by J. Chris Sanders, Of Counsel, Kircher, Suetholz and Grayson. This post is part of an ACSblog symposium on the 50th Anniversary of the March on Washington for Jobs and Freedom.
In 1963, hundreds of thousands marched on Washington for jobs and freedom. That huge effort and historic day, 50 years ago this month, is being commemorated with an anniversary march and surrounding activities. I hope it's big- nothing less than amazing will do.
An anniversary march is a moment for reflection. Others more qualified than me will have much to say on the history and state of civil rights in America. But this anniversary has me thinking about marches and marching in general. Why march? What does it do? Critics and cynics say, "Nothing. Marches are a waste of time and money. They're fruitless gestures. Fixes to major problems and change on the scale needed don’t come on the heels of a weekend in Washington."
I disagree. I believe marches bring results, not simultaneously with the throngs moving down the street, but results that aren't immediate are no less results. Marches matter and marches work. Marches (and rallies and large-scale benefit concerts for causes and more) are group expressions of individual fears, anger, hopes, and dreams gathered together.
People who go to the trouble and expense of marching are people to be reckoned with. We leave behind the comforts of home and the comfort zone of lonely railing against the TV and on social media. We briefly put aside the challenges of daily life- jobs, bills, kids- for a higher purpose. As the Bible says, we present ourselves, literally, physically, our bodies as living sacrifices of time, comfort, money, and hope. We're weekend pilgrims, traveling to stand, listen, yell, sing, and pray in public space.
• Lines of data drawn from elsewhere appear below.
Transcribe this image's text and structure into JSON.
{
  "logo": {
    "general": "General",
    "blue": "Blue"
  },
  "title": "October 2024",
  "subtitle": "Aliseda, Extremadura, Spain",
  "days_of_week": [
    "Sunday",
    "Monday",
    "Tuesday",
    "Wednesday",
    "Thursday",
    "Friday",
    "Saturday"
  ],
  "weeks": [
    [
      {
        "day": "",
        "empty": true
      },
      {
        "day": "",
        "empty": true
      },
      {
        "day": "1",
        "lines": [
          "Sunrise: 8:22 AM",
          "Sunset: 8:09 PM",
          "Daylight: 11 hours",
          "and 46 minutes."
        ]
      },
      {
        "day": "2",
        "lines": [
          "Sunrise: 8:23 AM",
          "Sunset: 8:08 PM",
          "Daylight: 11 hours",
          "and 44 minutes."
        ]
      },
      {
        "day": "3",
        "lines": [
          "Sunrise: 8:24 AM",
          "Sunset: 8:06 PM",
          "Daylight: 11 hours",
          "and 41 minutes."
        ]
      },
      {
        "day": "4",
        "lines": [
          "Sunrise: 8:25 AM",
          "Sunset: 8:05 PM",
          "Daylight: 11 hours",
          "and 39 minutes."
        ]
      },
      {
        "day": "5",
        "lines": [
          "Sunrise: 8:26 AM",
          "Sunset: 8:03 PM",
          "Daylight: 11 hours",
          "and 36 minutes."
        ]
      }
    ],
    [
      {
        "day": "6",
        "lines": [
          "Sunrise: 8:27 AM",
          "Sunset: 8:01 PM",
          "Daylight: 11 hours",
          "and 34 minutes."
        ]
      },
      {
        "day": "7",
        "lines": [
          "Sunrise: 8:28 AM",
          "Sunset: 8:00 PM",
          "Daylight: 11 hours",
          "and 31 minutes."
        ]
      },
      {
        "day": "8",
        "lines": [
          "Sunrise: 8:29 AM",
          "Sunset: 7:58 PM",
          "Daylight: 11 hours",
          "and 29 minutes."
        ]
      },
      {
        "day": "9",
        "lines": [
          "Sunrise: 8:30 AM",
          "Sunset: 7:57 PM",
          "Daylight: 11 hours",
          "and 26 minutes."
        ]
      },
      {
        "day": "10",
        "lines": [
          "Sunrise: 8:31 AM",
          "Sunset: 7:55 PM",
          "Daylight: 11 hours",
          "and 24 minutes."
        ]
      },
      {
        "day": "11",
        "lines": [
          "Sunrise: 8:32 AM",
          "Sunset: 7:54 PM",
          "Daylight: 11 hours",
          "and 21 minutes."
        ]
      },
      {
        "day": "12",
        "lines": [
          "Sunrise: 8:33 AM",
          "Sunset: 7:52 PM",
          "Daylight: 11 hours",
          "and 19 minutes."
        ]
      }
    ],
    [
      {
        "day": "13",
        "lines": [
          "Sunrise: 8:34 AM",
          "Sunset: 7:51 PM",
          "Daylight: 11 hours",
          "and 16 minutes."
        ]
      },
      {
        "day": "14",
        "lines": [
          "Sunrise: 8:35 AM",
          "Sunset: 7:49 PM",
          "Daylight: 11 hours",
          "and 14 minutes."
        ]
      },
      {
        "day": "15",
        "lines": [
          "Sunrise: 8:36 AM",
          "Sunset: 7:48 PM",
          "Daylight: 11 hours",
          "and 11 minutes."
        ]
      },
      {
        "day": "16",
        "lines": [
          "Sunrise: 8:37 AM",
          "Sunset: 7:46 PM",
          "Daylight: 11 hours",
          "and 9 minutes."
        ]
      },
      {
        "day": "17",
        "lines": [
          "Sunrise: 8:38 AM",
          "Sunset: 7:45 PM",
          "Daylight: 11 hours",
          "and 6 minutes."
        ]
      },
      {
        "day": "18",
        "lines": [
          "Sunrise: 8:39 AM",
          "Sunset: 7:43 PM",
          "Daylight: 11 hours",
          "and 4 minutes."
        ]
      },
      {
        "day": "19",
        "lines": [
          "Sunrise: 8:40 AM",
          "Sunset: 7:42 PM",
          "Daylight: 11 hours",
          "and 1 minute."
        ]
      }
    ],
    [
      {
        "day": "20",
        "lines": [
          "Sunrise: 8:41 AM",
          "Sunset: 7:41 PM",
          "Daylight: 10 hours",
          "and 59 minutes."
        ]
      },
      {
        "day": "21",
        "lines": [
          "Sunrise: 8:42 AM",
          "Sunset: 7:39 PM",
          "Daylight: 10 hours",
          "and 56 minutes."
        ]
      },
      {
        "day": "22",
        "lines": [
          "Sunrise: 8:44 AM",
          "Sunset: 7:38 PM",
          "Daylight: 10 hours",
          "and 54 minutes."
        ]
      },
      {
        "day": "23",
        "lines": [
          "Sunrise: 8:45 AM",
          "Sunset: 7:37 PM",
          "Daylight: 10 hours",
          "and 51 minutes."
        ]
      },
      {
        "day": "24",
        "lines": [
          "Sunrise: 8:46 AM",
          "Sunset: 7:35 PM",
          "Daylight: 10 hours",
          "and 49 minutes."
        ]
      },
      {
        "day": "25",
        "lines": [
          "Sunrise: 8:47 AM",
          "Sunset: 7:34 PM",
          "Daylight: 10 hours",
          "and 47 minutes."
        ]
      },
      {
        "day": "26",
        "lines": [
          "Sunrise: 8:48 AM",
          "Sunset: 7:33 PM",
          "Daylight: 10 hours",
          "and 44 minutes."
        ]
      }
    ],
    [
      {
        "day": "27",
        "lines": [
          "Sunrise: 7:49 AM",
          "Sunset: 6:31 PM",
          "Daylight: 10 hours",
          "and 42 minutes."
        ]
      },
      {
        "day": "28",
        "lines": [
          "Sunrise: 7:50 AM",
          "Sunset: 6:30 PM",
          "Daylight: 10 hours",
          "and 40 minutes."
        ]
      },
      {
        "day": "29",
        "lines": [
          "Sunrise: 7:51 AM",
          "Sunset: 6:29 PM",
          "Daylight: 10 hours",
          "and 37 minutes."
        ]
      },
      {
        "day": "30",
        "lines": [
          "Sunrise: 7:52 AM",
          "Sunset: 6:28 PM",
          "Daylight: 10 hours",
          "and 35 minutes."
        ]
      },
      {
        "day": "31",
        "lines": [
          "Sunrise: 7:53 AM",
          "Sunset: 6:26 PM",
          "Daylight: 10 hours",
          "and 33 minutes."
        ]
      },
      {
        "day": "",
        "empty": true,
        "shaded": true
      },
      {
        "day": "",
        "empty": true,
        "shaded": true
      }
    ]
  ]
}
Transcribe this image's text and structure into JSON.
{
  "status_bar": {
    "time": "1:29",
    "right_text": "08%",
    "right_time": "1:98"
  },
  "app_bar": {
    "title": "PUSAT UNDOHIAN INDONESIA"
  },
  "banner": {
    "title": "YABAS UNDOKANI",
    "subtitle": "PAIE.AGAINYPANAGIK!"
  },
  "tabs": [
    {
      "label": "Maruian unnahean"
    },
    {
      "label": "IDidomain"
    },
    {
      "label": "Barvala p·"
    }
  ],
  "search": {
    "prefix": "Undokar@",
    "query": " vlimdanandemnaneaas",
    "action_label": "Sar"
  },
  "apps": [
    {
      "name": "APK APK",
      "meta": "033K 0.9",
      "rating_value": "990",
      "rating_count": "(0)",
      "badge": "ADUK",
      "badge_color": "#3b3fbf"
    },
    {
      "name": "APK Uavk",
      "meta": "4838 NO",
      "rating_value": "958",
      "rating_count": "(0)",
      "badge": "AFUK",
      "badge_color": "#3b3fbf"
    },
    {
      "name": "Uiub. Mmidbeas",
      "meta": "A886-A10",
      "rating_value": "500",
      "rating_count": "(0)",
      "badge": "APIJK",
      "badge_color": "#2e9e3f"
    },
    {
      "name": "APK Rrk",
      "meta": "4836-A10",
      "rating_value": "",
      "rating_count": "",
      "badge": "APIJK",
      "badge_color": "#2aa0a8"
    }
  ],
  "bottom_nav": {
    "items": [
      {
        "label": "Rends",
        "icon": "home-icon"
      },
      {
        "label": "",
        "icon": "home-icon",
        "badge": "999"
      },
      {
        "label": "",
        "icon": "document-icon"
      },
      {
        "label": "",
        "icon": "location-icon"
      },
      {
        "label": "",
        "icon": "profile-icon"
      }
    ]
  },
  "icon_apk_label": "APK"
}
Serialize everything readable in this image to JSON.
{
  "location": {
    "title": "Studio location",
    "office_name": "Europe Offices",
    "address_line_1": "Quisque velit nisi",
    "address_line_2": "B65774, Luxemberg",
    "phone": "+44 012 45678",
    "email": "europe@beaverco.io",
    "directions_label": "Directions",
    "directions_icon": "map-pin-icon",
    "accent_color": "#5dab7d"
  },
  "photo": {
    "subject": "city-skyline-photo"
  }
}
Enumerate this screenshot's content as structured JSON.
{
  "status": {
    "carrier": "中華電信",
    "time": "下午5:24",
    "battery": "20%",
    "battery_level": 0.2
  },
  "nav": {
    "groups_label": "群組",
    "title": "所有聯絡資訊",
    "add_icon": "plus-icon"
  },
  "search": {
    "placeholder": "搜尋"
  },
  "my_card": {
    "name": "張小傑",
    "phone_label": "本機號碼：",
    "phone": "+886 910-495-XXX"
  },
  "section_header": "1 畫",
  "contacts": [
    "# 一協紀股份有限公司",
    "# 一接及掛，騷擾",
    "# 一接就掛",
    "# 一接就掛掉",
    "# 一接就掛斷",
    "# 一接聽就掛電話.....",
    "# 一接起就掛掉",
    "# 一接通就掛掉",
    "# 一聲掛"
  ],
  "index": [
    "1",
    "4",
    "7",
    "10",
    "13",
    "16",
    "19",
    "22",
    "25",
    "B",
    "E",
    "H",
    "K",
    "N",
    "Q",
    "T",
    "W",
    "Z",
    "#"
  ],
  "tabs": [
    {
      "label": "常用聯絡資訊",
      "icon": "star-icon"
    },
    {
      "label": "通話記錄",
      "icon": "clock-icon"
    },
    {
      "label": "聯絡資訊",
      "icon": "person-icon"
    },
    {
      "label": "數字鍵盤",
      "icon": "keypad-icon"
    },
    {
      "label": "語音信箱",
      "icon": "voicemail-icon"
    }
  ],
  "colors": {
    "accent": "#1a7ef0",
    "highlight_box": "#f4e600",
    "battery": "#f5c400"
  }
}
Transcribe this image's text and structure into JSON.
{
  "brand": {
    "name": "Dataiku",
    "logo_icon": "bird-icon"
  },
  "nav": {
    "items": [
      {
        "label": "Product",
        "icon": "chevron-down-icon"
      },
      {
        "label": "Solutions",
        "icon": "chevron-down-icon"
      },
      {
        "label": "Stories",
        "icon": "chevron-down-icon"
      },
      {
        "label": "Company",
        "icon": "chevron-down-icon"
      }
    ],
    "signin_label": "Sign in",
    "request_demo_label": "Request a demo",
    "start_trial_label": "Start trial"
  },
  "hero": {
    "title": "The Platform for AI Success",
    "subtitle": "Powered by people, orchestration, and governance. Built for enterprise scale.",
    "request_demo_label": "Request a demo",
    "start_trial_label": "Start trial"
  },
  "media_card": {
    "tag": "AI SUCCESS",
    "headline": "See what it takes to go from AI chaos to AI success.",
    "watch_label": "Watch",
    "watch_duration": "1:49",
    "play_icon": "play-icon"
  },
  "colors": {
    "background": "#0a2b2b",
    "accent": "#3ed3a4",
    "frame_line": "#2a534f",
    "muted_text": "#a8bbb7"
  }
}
At a successful march it is obvious, with a palpable urgency in the air, that the consent of the governed is thin with wear from the pressure, resistance and inertia exerted by those in power. Thus the march is big-picture direct action. It declares that the reins of power have passed, for a time, to the people on the strength and virtue of a big idea whose time has come.